▶ Data extracts

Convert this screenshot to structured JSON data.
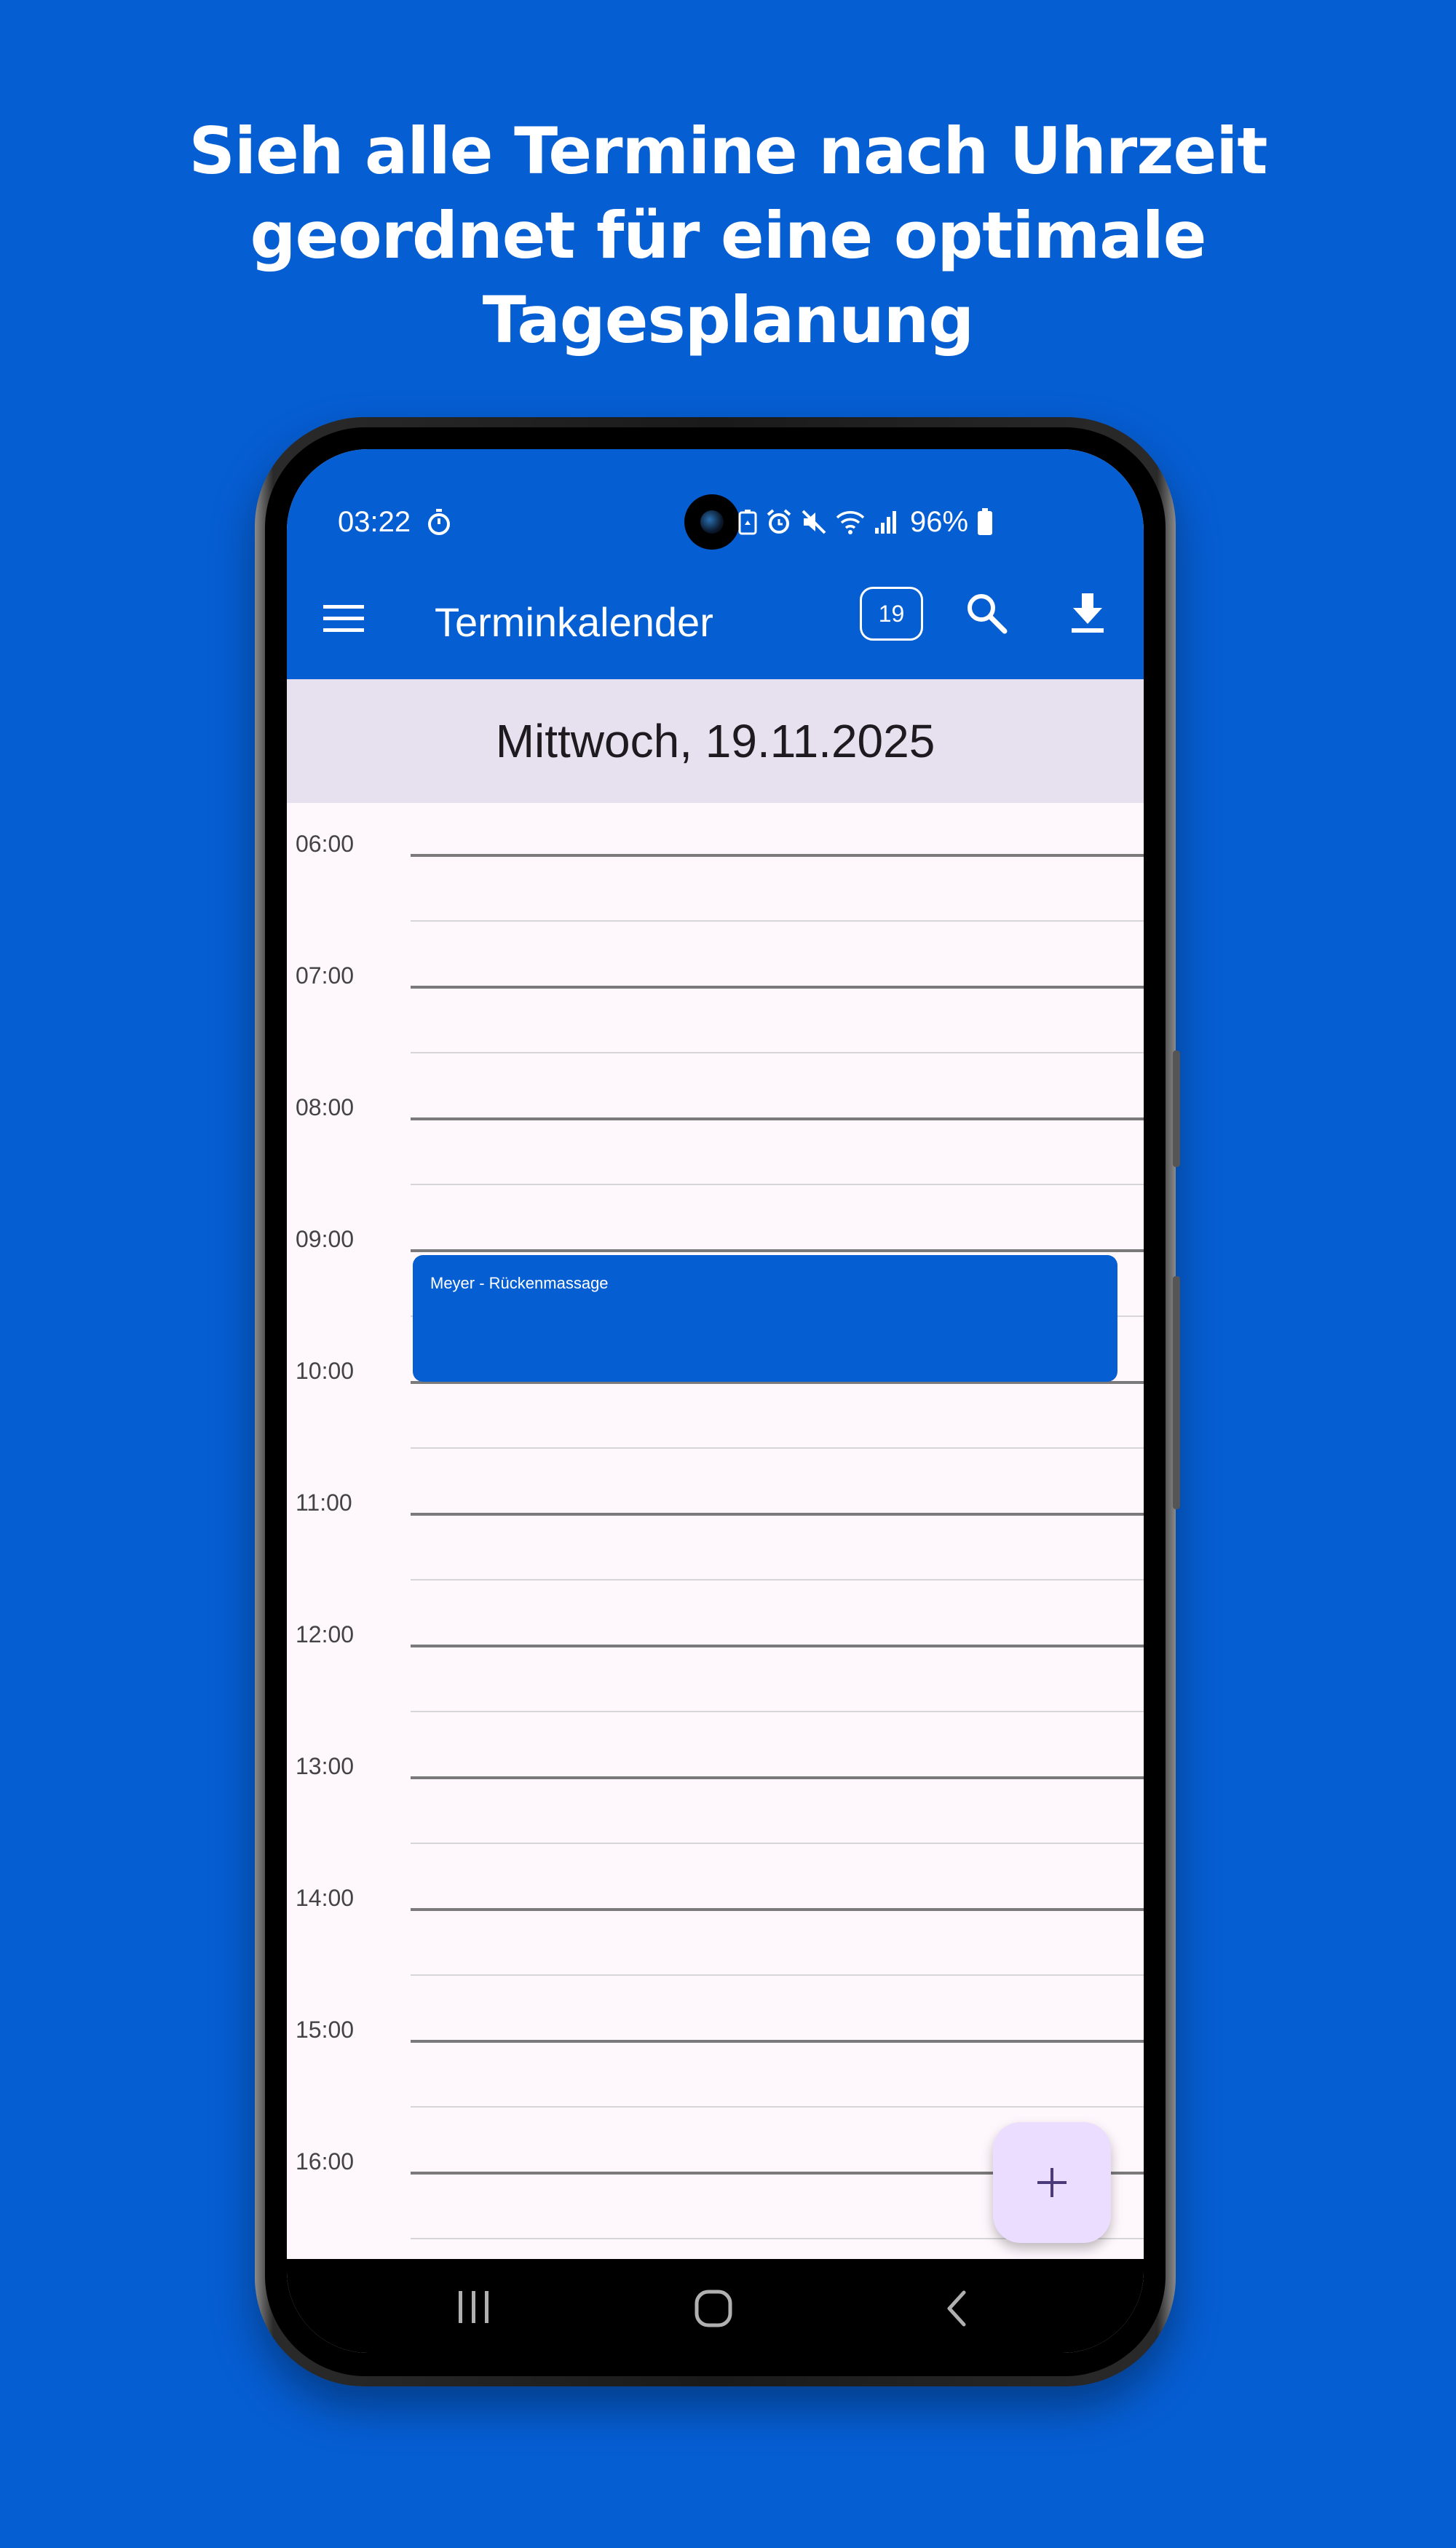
{
  "headline": {
    "line1": "Sieh alle Termine nach Uhrzeit",
    "line2": "geordnet für eine optimale",
    "line3": "Tagesplanung"
  },
  "status_bar": {
    "time": "03:22",
    "battery": "96%",
    "icons": [
      "stopwatch-icon",
      "battery-saver-icon",
      "alarm-icon",
      "mute-icon",
      "wifi-icon",
      "signal-icon",
      "battery-icon"
    ]
  },
  "app_bar": {
    "title": "Terminkalender",
    "today_chip": "19",
    "icons": [
      "menu-icon",
      "calendar-today-icon",
      "search-icon",
      "download-icon"
    ]
  },
  "day_header": "Mittwoch, 19.11.2025",
  "timeline": {
    "hours": [
      "06:00",
      "07:00",
      "08:00",
      "09:00",
      "10:00",
      "11:00",
      "12:00",
      "13:00",
      "14:00",
      "15:00",
      "16:00"
    ]
  },
  "events": [
    {
      "title": "Meyer - Rückenmassage",
      "start": "09:00",
      "end": "10:00",
      "color": "#065ed3"
    }
  ],
  "fab": {
    "icon": "plus-icon",
    "color": "#eaddff"
  },
  "nav_bar": {
    "icons": [
      "recents-icon",
      "home-icon",
      "back-icon"
    ]
  },
  "colors": {
    "primary": "#065ed3",
    "day_header_bg": "#e7e1ef",
    "surface": "#fef7fc"
  }
}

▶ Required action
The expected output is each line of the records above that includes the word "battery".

▶ Result for this exercise
    "battery": "96%",
      "battery-saver-icon",
      "battery-icon"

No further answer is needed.